By Becca Heller, Becca@MarylandReporter.com
ANNAPOLIS—Legislators work on big issues like gun control, the death penalty and taxes, but then there are hundreds of other bills addressing smaller problems that fly under the radar.
The governor just signed a bill into law that expands access to an employees only bathroom in a retail store for individuals suffering from Crohns disease or other medical conditions that require immediate access to a restroom.
When youve got to go, youve got to go, said Del. Norman Conway, D-Wicomico, sponsor of HB 1183.
The new law tells the Department of Health and Mental Hygiene to provide individuals with identification cards which, signed by a persons primary physician, identify the persons medical condition and grant them unlimited access to otherwise-restricted restrooms.
This is a recognition of some serious problems that individuals have like Crohns disease, said Conway. To most people, this probably seems like an unusual bill unless you happen to be one of those individuals.
There was an unsuccessful attempt to pass a similar bill last year.
We had this bill last year, it didnt get out because the retailers werent comfortable with it, said Sen. Thomas Middleton, chair of the Senate Finance Committee.
Conway and the bills co-sponsors, however, proposed several tweaks to current law that were unanimously accepted by committee members and, ultimately, signed into law.
Currently, any retail institution with 20 or more employees is required to offer up access to facilities to individuals who suffer from medical conditions like Crohns disease.
HB 1183 changes this statute to apply to any retail institution with 3 or more working employees, but it also provides the special ID card to ensure that individuals are not taking advantage of the law.
The DHMH endorsed the new initiative, and will soon begin the distribution of the identification cards.

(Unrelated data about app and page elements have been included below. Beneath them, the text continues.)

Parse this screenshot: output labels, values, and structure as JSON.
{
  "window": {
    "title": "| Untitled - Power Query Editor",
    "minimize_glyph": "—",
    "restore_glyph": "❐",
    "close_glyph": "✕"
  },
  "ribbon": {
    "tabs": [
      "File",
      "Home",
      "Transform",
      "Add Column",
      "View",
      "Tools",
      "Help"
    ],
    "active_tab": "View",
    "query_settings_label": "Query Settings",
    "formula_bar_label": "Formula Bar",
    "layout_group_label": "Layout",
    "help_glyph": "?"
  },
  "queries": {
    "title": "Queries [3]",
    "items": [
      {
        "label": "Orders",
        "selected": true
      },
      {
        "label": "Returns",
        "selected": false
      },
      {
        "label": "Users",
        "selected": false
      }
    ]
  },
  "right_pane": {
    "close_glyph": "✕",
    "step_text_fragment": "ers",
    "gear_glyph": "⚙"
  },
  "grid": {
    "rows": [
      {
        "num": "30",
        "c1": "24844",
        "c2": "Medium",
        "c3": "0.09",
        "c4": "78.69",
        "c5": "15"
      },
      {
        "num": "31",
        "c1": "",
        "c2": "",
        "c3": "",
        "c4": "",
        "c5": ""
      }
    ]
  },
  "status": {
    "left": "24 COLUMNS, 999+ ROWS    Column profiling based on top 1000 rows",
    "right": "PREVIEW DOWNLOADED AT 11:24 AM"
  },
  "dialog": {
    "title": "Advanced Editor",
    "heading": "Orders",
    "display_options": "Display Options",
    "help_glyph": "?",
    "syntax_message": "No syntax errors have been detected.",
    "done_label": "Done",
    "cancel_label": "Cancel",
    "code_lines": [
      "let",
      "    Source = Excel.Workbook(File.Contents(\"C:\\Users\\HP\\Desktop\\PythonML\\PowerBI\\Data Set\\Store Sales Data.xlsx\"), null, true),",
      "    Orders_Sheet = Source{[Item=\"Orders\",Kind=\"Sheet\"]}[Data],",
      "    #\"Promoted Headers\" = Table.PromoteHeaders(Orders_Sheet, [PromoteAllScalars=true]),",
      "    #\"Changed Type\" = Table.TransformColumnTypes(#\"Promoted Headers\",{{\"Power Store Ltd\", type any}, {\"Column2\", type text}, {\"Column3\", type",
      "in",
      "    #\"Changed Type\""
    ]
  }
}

Were very comfortable that this represents a good position for us to help people who do often have problems in retail establishments and need to use the facility, said Clifford Mitchell, chief of the Office of Environmental, Occupational, and Injury Epidemiology for the DHMH.